DATA RECORDS START
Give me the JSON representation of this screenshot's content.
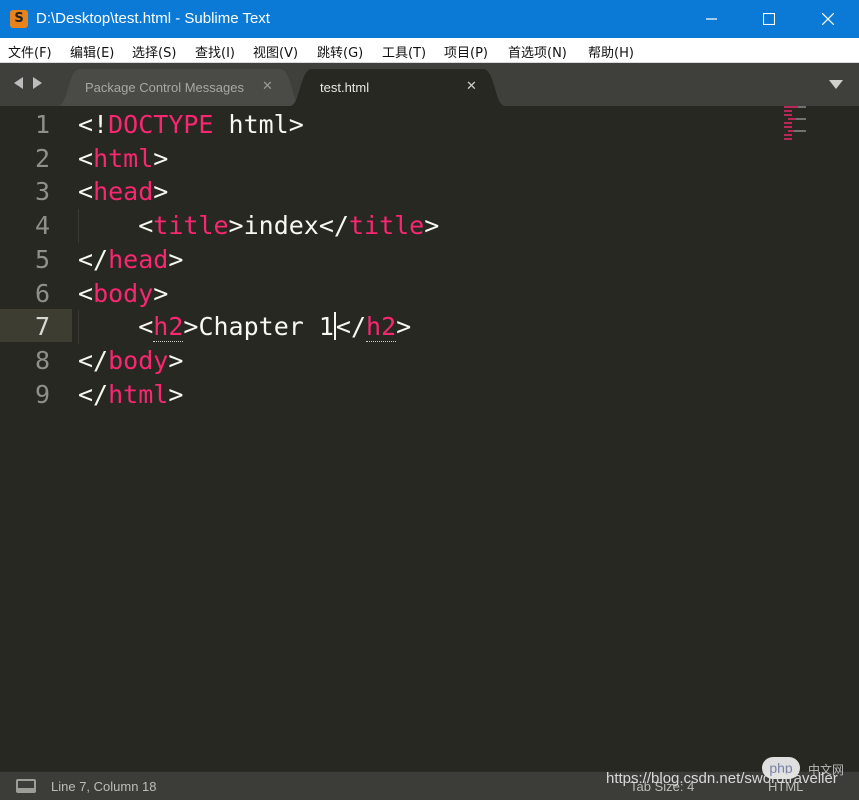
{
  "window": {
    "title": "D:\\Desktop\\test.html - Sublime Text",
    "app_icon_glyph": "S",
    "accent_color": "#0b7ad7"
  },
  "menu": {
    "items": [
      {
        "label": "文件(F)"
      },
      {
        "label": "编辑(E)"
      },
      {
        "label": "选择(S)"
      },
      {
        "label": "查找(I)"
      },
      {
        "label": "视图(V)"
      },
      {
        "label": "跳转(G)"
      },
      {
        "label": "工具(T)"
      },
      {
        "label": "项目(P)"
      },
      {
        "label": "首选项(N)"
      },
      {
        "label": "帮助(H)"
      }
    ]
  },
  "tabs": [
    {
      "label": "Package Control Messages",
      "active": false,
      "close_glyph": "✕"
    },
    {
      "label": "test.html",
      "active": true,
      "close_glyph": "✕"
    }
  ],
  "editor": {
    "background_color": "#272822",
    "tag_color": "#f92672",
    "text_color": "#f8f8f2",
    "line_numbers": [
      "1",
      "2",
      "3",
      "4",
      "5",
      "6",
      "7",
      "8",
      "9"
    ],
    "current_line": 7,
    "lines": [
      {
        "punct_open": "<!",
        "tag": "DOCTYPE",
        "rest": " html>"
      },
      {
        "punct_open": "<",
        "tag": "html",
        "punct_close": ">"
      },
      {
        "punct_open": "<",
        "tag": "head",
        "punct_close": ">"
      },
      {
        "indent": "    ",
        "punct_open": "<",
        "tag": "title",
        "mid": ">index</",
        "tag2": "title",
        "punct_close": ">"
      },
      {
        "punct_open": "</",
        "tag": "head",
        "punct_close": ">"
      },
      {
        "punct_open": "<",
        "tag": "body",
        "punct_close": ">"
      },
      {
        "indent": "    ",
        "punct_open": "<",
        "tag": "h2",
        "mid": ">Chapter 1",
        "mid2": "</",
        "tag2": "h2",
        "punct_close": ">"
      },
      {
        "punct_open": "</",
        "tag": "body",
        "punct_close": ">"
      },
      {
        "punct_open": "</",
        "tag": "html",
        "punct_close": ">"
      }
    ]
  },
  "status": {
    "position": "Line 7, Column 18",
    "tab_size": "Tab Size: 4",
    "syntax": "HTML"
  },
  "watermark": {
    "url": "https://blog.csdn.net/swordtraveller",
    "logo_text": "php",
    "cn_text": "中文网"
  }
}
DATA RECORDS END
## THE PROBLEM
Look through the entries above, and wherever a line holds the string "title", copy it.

## WRITTEN RESPONSE
    "title": "D:\\Desktop\\test.html - Sublime Text",
        "tag": "title",
        "tag2": "title",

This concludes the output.